One approach for enhancing patience and tolerance is engaging in situationalism. This is the practice of considering external circumstances that could explain someone’s seemingly irresponsible behaviour rather than reducing the act to a judgement about the individual’s personality or character (e.g. They’re just stupid, lazy, ignorant, greedy, etc). Case in point: We would be much more appreciative and receptive to the advice of someone who politely reminded us that we cut in front of him in a queue (by accident of course), compared to someone who wagged their finger at us and implied that we were being selfish or ignorant.
Seeking ways to support vulnerable members of our community
Performing even small acts of kindness for those who are most adversely affected by the COVID-19 pandemic has benefits not only for others, but also for ourselves. Stress, anxiety and frustration during the circuit breaker may be rooted in a compromised sense of purpose, meaning and control caused by upheavals to our usual lifestyles. Donations, contributions of essential supplies and joining initiatives to support vulnerable members of our community may have dual advantages of providing valuable relief to others and restoring our own sense of meaning and social connection during a period of social isolation.
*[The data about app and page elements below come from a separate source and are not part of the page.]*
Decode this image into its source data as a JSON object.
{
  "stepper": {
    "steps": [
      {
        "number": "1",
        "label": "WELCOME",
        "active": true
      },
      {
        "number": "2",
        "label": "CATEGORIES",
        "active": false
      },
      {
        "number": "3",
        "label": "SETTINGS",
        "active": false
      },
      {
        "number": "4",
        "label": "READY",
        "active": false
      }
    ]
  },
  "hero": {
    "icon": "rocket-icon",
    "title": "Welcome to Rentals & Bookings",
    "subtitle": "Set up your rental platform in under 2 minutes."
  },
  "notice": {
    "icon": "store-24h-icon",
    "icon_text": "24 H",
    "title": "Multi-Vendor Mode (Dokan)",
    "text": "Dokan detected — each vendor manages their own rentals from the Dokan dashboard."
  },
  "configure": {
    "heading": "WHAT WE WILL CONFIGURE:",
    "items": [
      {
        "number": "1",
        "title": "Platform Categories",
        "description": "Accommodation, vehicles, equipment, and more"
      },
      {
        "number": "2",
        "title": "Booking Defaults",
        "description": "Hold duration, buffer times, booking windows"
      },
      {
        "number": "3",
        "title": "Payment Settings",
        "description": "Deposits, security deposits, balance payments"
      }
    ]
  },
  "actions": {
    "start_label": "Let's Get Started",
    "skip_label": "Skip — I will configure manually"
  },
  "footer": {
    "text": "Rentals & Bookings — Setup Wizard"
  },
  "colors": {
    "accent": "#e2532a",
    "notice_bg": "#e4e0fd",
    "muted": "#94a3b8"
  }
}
Collective threats, such as this pandemic could also be a valuable opportunity for building resilience and solidarity through virtuous cycles. Encouraging people to engage in small favours or acts of kindness, particularly towards vulnerable groups (e.g. migrant workers, neglected elderly, etc.), can instil an initial feeling of responsibility for the group. Over time, this concern for the group’s welfare can eventually grow by stimulating further acts of kindness. Visit SGUnited to find out how you can lend a helping hand.
The COVID-19 situation is a tough time for many, so don’t hesitate to reach out if you are experiencing a slump in your emotional or psychological well-being.
National Care Hotline (1800 202 6868)
Fei Yue’s Online Counselling Service
Institute of Mental Health’s Mental Health Helpline (6389 2222)
Samaritans of Singapore (1800 221 4444)
Silver Ribbon Singapore (6385 3714)
Marital and parenting issues
Community Psychology Hub’s Online Counselling platform
Violence or abuse
Big Love Child Protection Specialist Centre (6445 0400)
HEART @ Fei Yue Child Protection Specialist Centre (6819 9170)
PAVE Integrated Services for Individual and Family Protection (6555 0390)
Project StART (6476 1482)
TRANS SAFE Centre (6449 9088)
Agency for Integrated Care Hotline (1800 650 6060)
TOUCHline [Counselling] (1800 377 2252)
ABOUT THE AUTHOR
Bobby Cheon is a Principal Investigator at the Singapore Institute for Clinical Sciences (SICS) and an Assistant Professor at the School of Social Sciences of Nanyang Technological University. His research investigates the psychological and behavioural processes that contribute to social disparities in obesity and diet-related chronic diseases. As an experimental social psychologist, Dr Cheon also conducts research pertaining to social cohesion, cooperation and resilience in response to perceived threats to one’s group.